_Prompt:_ Give the records back exactly as written, but without the images.

•••

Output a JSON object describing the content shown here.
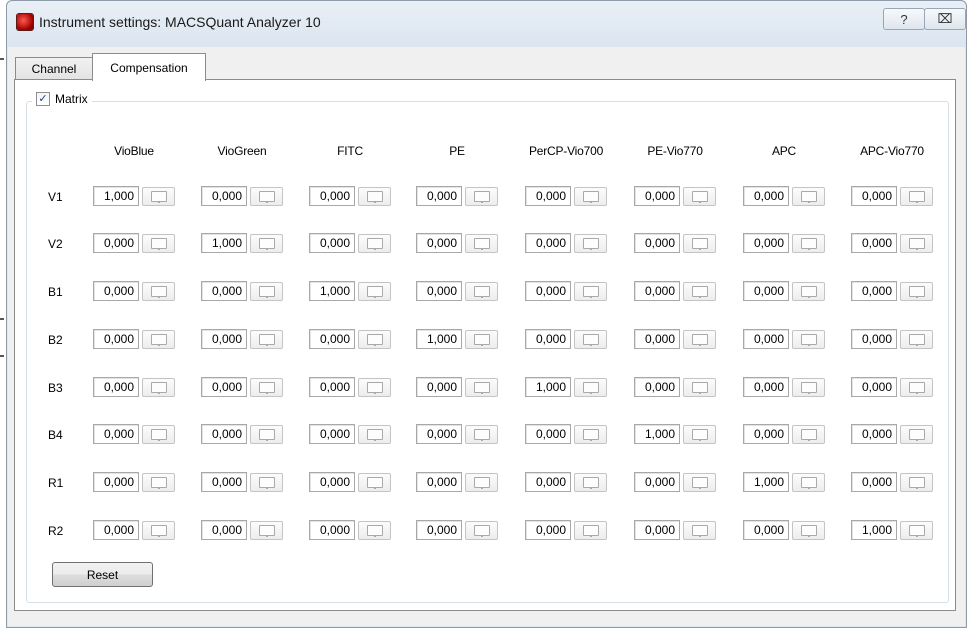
{
  "window": {
    "title": "Instrument settings: MACSQuant Analyzer 10"
  },
  "titlebar_buttons": {
    "help": "?",
    "close": "⌧"
  },
  "tabs": [
    {
      "label": "Channel",
      "selected": false
    },
    {
      "label": "Compensation",
      "selected": true
    }
  ],
  "matrix": {
    "label": "Matrix",
    "checked": true,
    "columns": [
      "VioBlue",
      "VioGreen",
      "FITC",
      "PE",
      "PerCP-Vio700",
      "PE-Vio770",
      "APC",
      "APC-Vio770"
    ],
    "rows": [
      {
        "label": "V1",
        "values": [
          "1,000",
          "0,000",
          "0,000",
          "0,000",
          "0,000",
          "0,000",
          "0,000",
          "0,000"
        ]
      },
      {
        "label": "V2",
        "values": [
          "0,000",
          "1,000",
          "0,000",
          "0,000",
          "0,000",
          "0,000",
          "0,000",
          "0,000"
        ]
      },
      {
        "label": "B1",
        "values": [
          "0,000",
          "0,000",
          "1,000",
          "0,000",
          "0,000",
          "0,000",
          "0,000",
          "0,000"
        ]
      },
      {
        "label": "B2",
        "values": [
          "0,000",
          "0,000",
          "0,000",
          "1,000",
          "0,000",
          "0,000",
          "0,000",
          "0,000"
        ]
      },
      {
        "label": "B3",
        "values": [
          "0,000",
          "0,000",
          "0,000",
          "0,000",
          "1,000",
          "0,000",
          "0,000",
          "0,000"
        ]
      },
      {
        "label": "B4",
        "values": [
          "0,000",
          "0,000",
          "0,000",
          "0,000",
          "0,000",
          "1,000",
          "0,000",
          "0,000"
        ]
      },
      {
        "label": "R1",
        "values": [
          "0,000",
          "0,000",
          "0,000",
          "0,000",
          "0,000",
          "0,000",
          "1,000",
          "0,000"
        ]
      },
      {
        "label": "R2",
        "values": [
          "0,000",
          "0,000",
          "0,000",
          "0,000",
          "0,000",
          "0,000",
          "0,000",
          "1,000"
        ]
      }
    ]
  },
  "reset_label": "Reset"
}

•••

_Result:_
Output a JSON object describing the content shown here.
{
  "window": {
    "title": "Instrument settings: MACSQuant Analyzer 10"
  },
  "titlebar_buttons": {
    "help": "?",
    "close": "⌧"
  },
  "tabs": [
    {
      "label": "Channel",
      "selected": false
    },
    {
      "label": "Compensation",
      "selected": true
    }
  ],
  "matrix": {
    "label": "Matrix",
    "checked": true,
    "columns": [
      "VioBlue",
      "VioGreen",
      "FITC",
      "PE",
      "PerCP-Vio700",
      "PE-Vio770",
      "APC",
      "APC-Vio770"
    ],
    "rows": [
      {
        "label": "V1",
        "values": [
          "1,000",
          "0,000",
          "0,000",
          "0,000",
          "0,000",
          "0,000",
          "0,000",
          "0,000"
        ]
      },
      {
        "label": "V2",
        "values": [
          "0,000",
          "1,000",
          "0,000",
          "0,000",
          "0,000",
          "0,000",
          "0,000",
          "0,000"
        ]
      },
      {
        "label": "B1",
        "values": [
          "0,000",
          "0,000",
          "1,000",
          "0,000",
          "0,000",
          "0,000",
          "0,000",
          "0,000"
        ]
      },
      {
        "label": "B2",
        "values": [
          "0,000",
          "0,000",
          "0,000",
          "1,000",
          "0,000",
          "0,000",
          "0,000",
          "0,000"
        ]
      },
      {
        "label": "B3",
        "values": [
          "0,000",
          "0,000",
          "0,000",
          "0,000",
          "1,000",
          "0,000",
          "0,000",
          "0,000"
        ]
      },
      {
        "label": "B4",
        "values": [
          "0,000",
          "0,000",
          "0,000",
          "0,000",
          "0,000",
          "1,000",
          "0,000",
          "0,000"
        ]
      },
      {
        "label": "R1",
        "values": [
          "0,000",
          "0,000",
          "0,000",
          "0,000",
          "0,000",
          "0,000",
          "1,000",
          "0,000"
        ]
      },
      {
        "label": "R2",
        "values": [
          "0,000",
          "0,000",
          "0,000",
          "0,000",
          "0,000",
          "0,000",
          "0,000",
          "1,000"
        ]
      }
    ]
  },
  "reset_label": "Reset"
}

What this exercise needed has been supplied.